Numerous times, we watched as the mature buck chased the doe around the bush. I was surprised to see them rutting so early, but it was great to watch. Then the doe chased off the spike for a few moments while they continued to eat. After about fifteen minutes, they took a distant trail into another section of forest. We needed to get out ahead of them right away. I wanted Brett to get the shot, so I positioned him ahead of me. I knew there was a chance they would pass through a small window and for him to get ready. Sure enough, the two younger deer went right by it, but the mature buck stopped in the clearing, right behind a tree that completely covered his vitals. The five second stare down was too much for him and he bounded off.

While we were disappointed that we didn't get a shot off, we had a great encounter and a successful hunt. Our encounter brought back the hope that we will indeed fill a tag or two this year. Finding time to get out there again will be tough, but once we do it will be awesome.


  1. Sounds like a great first day adventure. I'd be both excited and freaked out by seeing a bear foot print! I've never hunted deer in beer territory, just in IL. What do you do to prepare for a possible encounter?

  2. Thanks for stopping by, Elizabeth. The first thing is we have bear tags with us, too. I have no problem filling my freezer with some tasty bear meat. We also carry bear spray. Best deterrent we can keep on us.

  3. Good to know.
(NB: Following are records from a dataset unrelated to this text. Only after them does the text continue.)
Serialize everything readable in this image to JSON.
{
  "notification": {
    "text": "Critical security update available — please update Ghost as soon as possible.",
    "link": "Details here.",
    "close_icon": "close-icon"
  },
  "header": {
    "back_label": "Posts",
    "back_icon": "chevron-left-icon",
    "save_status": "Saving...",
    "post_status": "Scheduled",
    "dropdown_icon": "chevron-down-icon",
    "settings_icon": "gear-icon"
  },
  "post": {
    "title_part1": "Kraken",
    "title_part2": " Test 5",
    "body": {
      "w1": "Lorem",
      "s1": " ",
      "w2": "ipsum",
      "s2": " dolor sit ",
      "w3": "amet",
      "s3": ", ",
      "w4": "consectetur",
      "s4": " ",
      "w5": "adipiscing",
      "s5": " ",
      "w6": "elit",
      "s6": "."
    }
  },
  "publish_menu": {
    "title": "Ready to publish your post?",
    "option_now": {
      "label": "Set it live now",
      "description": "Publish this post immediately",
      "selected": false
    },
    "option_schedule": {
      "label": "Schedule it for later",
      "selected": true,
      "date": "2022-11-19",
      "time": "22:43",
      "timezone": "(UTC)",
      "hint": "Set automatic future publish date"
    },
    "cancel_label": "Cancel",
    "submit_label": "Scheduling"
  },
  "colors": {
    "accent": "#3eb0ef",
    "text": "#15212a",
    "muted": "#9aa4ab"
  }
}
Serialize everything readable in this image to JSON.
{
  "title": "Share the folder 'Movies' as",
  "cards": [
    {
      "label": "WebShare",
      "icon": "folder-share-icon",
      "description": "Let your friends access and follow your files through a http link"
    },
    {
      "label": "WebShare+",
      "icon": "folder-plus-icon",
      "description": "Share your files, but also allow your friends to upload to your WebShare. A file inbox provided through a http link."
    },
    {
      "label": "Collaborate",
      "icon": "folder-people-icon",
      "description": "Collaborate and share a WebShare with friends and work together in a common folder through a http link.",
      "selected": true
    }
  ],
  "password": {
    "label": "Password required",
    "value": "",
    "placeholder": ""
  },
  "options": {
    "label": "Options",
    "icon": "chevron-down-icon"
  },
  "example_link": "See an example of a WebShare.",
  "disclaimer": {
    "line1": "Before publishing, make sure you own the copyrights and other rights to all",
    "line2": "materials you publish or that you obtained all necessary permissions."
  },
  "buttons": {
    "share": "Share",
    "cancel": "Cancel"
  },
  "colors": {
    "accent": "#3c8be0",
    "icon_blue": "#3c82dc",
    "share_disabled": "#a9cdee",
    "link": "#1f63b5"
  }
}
I haven't yet to date as I have only hunt in IL but I am looking forward to hunting in CA. I can't wait until my three little boys are old enough so I can teach them.